You must read this wonderful essay in aeon magazine from economist, John Quiggin – “The Golden Age: The 15-hour working week predicted by Keynes may soon be within our grasp – but are we ready for freedom from toil”. Quiggin takes Keynes’ theory and in this essay fixes up some of the old oversights by […]
Posted in economics, environment, ethics & philosophy, gender & feminism, history, parenting, relationships, social justice, work and family | Tagged childcare, division of labour, economic rationalism, equity, Keynes FTW | 8 Responses
By tigtog on September 13, 2012
You are not alone, and there is help out there. Feel free to talk here if you want to, but don’t feel compelled to share here if you’d rather be more private: please just find somebody you can trust to talk to.
By Mindy on August 20, 2012
Bob Ellis says he isn’t sexist. What do you think?
By tigtog on August 10, 2012
Some links that neatly bookend aspects of a problem that many people experience, either as targets of creepiness finding that their social group is not stepping up to back them up, or those worrying about their particular social habits being perceived as creepy when it’s the last thing they want to be. Also? Enough with the Aspie bit already!
By tigtog on August 1, 2012
Apparently Alain de Botton knows exactly how everybody feels about sex (just like he does! how convenient!) while being blithely unaware of the sheer TMI factor. This review of his latest book How To Think More About Sex at sexandthe405.com is long, comprehensive and unfavourable.
By blue milk on July 7, 2012
This is a fabulous response from Brenda Chapman, (@brenda_chapman) one of the main writers behind Brave, whom I discovered when she started following me on Twitter (small world), where she answers the question of whether princesses are bad for girls: In the past couple of decades, in an obvious effort to toughen up those princesses […]
By blue milk on July 6, 2012
Yes, wheeeee! the title of this post is a pun. Here’s a terrific review over at Sociological Images (and the discussion that follows is interesting, too) of the new Soderbergh film, Magic Mike (which has opened to huge audience numbers), and it explains how even films about objectifying men don’t bother to reverse or neutralise […]
By blue milk on June 24, 2012
Björk possesses a soprano vocal range, apparently. She released her first solo album at the age of 11. But we all got to know her in Australia when she was in The Sugarcubes, which was pretty much the first Icelandic band to get popular success. And then she went off and had her solo career […]
By blue milk on June 23, 2012

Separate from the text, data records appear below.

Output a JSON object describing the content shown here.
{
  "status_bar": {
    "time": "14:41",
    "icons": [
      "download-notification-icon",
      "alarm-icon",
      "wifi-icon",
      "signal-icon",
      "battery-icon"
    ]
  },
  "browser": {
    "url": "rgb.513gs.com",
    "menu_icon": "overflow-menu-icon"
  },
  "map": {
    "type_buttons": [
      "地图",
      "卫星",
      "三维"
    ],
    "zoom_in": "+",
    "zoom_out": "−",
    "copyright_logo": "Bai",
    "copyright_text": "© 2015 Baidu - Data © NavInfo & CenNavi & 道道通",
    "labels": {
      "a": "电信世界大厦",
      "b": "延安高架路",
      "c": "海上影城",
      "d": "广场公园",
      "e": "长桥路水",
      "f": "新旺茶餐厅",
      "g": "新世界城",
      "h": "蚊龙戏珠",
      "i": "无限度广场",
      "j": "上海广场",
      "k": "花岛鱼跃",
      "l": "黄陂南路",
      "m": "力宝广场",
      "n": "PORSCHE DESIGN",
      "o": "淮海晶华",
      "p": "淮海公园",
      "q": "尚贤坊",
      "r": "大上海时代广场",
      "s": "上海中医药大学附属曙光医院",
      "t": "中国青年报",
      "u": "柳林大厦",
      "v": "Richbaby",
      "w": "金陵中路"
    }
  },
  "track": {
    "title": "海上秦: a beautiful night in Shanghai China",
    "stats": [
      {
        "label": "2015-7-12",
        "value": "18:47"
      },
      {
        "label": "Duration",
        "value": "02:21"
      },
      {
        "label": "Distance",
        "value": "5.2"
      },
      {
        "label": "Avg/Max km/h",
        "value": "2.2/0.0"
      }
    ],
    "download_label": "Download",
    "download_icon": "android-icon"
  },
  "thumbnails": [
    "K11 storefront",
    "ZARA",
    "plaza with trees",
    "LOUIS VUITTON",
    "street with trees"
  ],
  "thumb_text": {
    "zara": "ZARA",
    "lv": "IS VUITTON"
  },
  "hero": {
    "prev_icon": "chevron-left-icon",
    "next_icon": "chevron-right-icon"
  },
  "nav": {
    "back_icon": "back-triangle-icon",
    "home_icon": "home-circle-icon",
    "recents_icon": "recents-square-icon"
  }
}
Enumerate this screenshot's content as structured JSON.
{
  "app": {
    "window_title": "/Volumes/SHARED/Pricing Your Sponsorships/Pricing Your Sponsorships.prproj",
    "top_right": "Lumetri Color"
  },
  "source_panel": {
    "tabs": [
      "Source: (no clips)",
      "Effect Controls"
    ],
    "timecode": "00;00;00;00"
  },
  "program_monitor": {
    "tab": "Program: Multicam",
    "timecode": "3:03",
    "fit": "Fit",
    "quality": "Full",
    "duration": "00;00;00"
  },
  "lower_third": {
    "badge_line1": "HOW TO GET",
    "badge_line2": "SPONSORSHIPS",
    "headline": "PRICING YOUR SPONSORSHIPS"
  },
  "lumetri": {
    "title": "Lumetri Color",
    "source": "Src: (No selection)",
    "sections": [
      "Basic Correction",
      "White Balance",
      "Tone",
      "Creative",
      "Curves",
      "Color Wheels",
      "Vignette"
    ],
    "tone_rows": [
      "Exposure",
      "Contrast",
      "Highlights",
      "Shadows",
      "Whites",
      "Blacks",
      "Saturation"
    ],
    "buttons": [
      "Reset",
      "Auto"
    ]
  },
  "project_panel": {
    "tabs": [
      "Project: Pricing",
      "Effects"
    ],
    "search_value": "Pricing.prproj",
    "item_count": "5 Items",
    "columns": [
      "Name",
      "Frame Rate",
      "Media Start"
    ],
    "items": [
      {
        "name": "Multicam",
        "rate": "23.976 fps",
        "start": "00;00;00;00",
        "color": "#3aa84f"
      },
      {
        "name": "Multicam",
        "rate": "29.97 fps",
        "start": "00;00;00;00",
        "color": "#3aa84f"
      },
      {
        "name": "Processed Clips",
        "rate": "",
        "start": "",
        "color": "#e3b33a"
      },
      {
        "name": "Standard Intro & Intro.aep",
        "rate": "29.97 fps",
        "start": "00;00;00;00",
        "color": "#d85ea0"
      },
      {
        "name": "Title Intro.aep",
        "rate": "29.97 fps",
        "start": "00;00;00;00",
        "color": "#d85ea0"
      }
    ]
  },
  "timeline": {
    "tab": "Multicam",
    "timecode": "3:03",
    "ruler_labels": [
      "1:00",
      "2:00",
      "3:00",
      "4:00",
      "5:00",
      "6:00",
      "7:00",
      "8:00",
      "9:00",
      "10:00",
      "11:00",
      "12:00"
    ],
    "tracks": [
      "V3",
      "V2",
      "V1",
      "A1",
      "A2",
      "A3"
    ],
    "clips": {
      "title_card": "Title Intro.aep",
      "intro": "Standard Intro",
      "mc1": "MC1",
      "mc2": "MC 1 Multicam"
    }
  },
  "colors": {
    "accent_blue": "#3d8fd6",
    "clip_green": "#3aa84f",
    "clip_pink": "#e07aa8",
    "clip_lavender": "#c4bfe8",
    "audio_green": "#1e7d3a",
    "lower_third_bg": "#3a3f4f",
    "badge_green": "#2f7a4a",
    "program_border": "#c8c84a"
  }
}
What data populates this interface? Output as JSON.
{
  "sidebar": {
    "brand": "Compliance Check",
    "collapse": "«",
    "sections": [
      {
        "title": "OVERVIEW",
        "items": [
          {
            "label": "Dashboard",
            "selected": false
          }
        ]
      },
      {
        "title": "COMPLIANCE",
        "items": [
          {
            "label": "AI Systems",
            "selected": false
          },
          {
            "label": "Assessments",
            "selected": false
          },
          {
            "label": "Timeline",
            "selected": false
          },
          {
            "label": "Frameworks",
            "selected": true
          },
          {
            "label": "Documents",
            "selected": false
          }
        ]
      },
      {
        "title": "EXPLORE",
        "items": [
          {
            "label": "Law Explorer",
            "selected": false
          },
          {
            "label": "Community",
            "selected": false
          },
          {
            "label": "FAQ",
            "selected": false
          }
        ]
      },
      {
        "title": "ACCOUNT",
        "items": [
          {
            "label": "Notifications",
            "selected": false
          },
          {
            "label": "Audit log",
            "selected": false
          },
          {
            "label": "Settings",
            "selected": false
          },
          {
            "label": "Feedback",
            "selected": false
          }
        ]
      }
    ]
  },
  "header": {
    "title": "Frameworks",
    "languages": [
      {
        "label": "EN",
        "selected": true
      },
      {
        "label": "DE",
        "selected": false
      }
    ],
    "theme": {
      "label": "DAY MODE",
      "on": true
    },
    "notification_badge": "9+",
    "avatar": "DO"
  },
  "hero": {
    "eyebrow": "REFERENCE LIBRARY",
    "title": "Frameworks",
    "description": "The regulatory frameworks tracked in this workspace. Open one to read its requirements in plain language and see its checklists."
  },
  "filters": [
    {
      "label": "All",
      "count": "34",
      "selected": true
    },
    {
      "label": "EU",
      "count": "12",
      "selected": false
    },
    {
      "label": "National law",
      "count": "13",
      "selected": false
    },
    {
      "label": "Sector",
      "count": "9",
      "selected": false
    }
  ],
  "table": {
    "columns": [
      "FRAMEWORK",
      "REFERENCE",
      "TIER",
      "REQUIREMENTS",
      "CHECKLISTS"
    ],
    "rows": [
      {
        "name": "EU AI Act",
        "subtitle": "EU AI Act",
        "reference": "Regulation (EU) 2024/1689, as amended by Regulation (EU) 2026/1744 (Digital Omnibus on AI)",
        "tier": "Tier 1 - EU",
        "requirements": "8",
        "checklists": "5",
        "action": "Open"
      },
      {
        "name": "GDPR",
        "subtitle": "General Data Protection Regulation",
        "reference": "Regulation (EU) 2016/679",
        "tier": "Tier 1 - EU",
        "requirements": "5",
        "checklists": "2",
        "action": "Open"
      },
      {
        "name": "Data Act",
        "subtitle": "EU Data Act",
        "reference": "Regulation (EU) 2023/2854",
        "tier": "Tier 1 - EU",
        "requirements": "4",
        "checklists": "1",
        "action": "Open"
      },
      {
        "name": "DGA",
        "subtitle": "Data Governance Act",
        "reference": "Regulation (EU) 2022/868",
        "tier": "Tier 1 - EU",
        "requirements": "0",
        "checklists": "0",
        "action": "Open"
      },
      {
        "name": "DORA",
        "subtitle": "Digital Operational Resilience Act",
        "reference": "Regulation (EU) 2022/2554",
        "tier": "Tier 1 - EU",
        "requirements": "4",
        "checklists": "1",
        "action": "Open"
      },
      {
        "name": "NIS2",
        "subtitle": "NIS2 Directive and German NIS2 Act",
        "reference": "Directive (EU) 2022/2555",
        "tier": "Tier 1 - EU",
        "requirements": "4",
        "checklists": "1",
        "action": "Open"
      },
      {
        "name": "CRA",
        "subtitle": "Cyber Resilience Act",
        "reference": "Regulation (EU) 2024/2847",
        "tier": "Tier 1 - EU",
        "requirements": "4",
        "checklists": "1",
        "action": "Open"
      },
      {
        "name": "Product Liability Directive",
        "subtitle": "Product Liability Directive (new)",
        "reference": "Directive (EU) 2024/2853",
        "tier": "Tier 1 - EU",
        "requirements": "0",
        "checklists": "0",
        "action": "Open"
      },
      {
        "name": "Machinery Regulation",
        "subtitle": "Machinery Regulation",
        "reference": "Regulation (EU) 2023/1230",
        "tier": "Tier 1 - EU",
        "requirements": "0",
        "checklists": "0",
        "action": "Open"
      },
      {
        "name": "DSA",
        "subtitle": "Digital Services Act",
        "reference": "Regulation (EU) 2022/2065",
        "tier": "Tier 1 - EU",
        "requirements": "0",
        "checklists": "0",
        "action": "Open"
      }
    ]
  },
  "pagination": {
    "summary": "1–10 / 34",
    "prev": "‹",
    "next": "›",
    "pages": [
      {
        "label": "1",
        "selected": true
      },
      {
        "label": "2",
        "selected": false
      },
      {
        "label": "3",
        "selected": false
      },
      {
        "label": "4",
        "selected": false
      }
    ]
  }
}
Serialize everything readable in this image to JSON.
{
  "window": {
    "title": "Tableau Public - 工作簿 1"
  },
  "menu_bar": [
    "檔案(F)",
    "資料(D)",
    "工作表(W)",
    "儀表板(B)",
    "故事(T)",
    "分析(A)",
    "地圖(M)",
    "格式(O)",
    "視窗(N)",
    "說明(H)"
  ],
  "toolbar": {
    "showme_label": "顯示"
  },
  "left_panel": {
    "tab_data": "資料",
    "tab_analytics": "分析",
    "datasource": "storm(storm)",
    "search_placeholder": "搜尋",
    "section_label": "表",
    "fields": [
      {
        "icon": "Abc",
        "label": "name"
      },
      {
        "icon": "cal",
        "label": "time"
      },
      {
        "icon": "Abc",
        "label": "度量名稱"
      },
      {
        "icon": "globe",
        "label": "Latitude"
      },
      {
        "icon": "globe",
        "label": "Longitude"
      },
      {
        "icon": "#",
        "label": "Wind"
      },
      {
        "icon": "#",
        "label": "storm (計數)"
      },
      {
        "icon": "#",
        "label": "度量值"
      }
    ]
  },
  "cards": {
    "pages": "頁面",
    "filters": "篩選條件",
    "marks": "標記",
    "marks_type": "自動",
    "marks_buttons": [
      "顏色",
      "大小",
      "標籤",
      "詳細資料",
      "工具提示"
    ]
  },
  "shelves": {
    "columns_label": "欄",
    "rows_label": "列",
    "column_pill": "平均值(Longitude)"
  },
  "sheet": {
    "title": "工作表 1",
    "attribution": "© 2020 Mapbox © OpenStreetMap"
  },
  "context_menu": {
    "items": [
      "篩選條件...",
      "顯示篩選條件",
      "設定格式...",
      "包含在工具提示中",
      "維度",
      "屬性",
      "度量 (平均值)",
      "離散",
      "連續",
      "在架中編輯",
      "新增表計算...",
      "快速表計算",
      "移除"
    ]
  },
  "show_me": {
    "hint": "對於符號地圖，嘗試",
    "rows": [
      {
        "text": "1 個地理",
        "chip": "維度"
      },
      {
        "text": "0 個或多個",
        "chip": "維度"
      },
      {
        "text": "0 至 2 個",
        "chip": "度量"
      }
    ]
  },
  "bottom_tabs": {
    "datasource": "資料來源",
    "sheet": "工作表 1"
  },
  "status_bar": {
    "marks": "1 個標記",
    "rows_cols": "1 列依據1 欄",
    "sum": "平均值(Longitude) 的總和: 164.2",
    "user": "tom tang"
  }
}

This is a great piece at The Atlantic by Anne-Marie Slaughter – long and jam-packed with excellent points; it is a sophisticated discussion of women’s lives and the problems we encounter balancing work and family.. and you almost never see a nuanced discussion like this in the public arena.